— EXERCISE DETAILS —
All that is asked is a faithful reproduction of the entries.

━━ DATA ━━

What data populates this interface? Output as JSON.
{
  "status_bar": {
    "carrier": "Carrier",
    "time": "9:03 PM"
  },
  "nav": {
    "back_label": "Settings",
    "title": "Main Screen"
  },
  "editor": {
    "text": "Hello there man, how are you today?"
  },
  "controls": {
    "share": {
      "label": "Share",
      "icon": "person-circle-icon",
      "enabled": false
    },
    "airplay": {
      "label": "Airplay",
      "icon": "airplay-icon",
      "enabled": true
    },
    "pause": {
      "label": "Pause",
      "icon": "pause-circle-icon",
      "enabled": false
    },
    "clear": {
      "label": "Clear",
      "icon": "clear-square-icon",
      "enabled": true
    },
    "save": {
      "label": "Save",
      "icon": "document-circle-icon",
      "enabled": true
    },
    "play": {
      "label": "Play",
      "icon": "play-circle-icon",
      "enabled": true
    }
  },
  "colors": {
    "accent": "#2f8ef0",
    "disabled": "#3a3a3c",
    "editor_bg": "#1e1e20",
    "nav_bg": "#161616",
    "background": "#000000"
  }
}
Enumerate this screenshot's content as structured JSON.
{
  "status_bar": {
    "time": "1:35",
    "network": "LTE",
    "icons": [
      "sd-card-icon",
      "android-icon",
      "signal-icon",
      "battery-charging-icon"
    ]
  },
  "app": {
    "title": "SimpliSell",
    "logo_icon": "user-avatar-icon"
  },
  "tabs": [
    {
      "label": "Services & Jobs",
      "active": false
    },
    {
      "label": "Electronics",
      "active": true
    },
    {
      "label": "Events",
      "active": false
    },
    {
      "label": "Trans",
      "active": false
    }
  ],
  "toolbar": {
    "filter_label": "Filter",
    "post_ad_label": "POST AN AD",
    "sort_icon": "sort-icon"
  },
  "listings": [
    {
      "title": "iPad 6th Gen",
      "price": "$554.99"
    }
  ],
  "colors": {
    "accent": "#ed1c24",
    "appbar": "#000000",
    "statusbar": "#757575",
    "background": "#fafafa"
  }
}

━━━

— RESULT FOR THIS EXERCISE —
What data populates this interface? Output as JSON.
{
  "status_bar": {
    "carrier": "Carrier",
    "time": "9:03 PM"
  },
  "nav": {
    "back_label": "Settings",
    "title": "Main Screen"
  },
  "editor": {
    "text": "Hello there man, how are you today?"
  },
  "controls": {
    "share": {
      "label": "Share",
      "icon": "person-circle-icon",
      "enabled": false
    },
    "airplay": {
      "label": "Airplay",
      "icon": "airplay-icon",
      "enabled": true
    },
    "pause": {
      "label": "Pause",
      "icon": "pause-circle-icon",
      "enabled": false
    },
    "clear": {
      "label": "Clear",
      "icon": "clear-square-icon",
      "enabled": true
    },
    "save": {
      "label": "Save",
      "icon": "document-circle-icon",
      "enabled": true
    },
    "play": {
      "label": "Play",
      "icon": "play-circle-icon",
      "enabled": true
    }
  },
  "colors": {
    "accent": "#2f8ef0",
    "disabled": "#3a3a3c",
    "editor_bg": "#1e1e20",
    "nav_bg": "#161616",
    "background": "#000000"
  }
}
Enumerate this screenshot's content as structured JSON.
{
  "status_bar": {
    "time": "1:35",
    "network": "LTE",
    "icons": [
      "sd-card-icon",
      "android-icon",
      "signal-icon",
      "battery-charging-icon"
    ]
  },
  "app": {
    "title": "SimpliSell",
    "logo_icon": "user-avatar-icon"
  },
  "tabs": [
    {
      "label": "Services & Jobs",
      "active": false
    },
    {
      "label": "Electronics",
      "active": true
    },
    {
      "label": "Events",
      "active": false
    },
    {
      "label": "Trans",
      "active": false
    }
  ],
  "toolbar": {
    "filter_label": "Filter",
    "post_ad_label": "POST AN AD",
    "sort_icon": "sort-icon"
  },
  "listings": [
    {
      "title": "iPad 6th Gen",
      "price": "$554.99"
    }
  ],
  "colors": {
    "accent": "#ed1c24",
    "appbar": "#000000",
    "statusbar": "#757575",
    "background": "#fafafa"
  }
}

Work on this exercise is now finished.